Jan. 6 (Bloomberg) -- President Barack Obama will name Gene Sperling, a counselor to Treasury Secretary Timothy Geithner, as head of the National Economic Council, according to a person familiar with the matter.
Sperling, 52, is returning to the post he held from 1997 to 2001 under former President Bill Clinton. He replaces Lawrence Summers, who was NEC director for the first two years of Obama’s presidency and left last month to return to Harvard University.
Obama is set to announce several appointments to his economic team tomorrow. They are among a series of changes for the White House staff as the president enters the second half of his term and prepares for a campaign for re-election in 2012. Obama today named William Daley, a JPMorgan Chase & Co. executive and former commerce secretary, as his new chief of staff.
“This is a pretty major retooling,” White House press secretary Robert Gibbs, who plans to leave his post, said of the changes at a briefing yesterday.
The National Economic Council coordinates administration policy and gauges the effect of legislation. The director’s job is a key post as the White House tries to get its economic agenda through a Congress where Republicans now control the House of Representatives and Democrats have a narrower majority in the Senate.
Budget and Deficit
Obama has said he wants to balance the need for government spending to keep the economy on track while also addressing the nation’s long-term debt. The federal budget deficit was $1.3 trillion last fiscal year and is projected to remain above $1 trillion this year by the Congressional Budget Office.
“Gene has done the job before, he has done it in the context of budgetary stringencies,” said Douglas Holtz-Eakin, a former CBO director who was chief economic adviser to Republican Senator John McCain during the 2008 presidential election. “Now Obama’s got someone who understands what it’s like to govern in a divided government and in a world where budgetary issues are the center.”

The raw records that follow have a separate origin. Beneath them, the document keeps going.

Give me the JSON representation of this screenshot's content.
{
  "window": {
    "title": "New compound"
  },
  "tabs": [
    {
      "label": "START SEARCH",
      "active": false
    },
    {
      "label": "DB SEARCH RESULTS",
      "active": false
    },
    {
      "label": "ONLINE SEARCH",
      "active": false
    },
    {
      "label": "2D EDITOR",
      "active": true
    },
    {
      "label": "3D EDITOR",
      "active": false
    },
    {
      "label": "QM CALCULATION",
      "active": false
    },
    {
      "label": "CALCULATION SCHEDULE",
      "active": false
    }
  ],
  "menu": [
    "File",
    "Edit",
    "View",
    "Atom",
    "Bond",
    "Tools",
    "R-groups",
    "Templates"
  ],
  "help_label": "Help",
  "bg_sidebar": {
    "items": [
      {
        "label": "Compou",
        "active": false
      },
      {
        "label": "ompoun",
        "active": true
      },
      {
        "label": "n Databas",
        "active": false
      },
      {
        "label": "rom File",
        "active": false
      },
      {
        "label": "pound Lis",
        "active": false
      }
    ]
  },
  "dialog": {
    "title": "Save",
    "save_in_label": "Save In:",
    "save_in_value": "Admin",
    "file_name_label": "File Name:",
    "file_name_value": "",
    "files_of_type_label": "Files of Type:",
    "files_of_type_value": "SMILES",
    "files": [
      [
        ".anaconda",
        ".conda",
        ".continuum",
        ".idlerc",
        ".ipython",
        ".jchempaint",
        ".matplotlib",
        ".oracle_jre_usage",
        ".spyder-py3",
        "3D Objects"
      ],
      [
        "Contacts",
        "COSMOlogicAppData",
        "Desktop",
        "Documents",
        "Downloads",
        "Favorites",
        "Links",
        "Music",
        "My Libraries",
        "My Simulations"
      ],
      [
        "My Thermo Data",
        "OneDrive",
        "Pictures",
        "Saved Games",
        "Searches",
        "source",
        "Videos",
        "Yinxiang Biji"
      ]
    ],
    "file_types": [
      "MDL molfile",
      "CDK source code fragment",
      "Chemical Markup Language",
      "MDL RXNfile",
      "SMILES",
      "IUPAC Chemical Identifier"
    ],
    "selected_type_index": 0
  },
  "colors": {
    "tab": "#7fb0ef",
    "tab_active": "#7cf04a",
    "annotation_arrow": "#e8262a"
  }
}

The potential pitfall for the administration is that Summers and Sperling bring different approaches to the job, he said.
“The dangerous part is that you go for someone who’s comfortable making decisions based on their gut to someone who runs the process and maybe never finally makes a decision,” Holtz-Eakin said. “Gene is very deliberate.”
As counselor to Geithner, Sperling already is frequently involved in administration economic policy discussions.
While Sperling doesn’t have Summers’s standing as an economist, he brings to the job experience as a veteran negotiator. He played key roles crafting the administration’s economic policies, including the bailout of General Motors Co. and Chrysler Group LLC and most recently in forging Obama’s compromise with Republican leaders to extend the 2001 and 2003 income tax cuts.
Obama has vowed to keep his administration focused on the economy amid signs the recovery is strengthening. The Standard & Poor’s 500 Index rose 13 percent in 2010 after a 23 percent jump in 2009, making it the biggest two-year advance since the Internet-bubble rally of 1998 and 1999.
Still, it will take years to make up for the 8.4 million jobs lost during the 18-month recession that ended in June 2009. December is forecast to be the 17th month in which unemployment has been 9.5 percent or higher. For all of 2010, joblessness likely averaged 9.7 percent, the worst year since 1982.
The NEC was created in 1993 by Clinton to coordinate economic policy-making and monitor implementation of the president’s economic agenda. It is separate from the White House Council of Economic advisers, which was established to give the chief executive analysis and advice.
To contact the reporters on this story: Julianna Goldman in Washington at firstname.lastname@example.org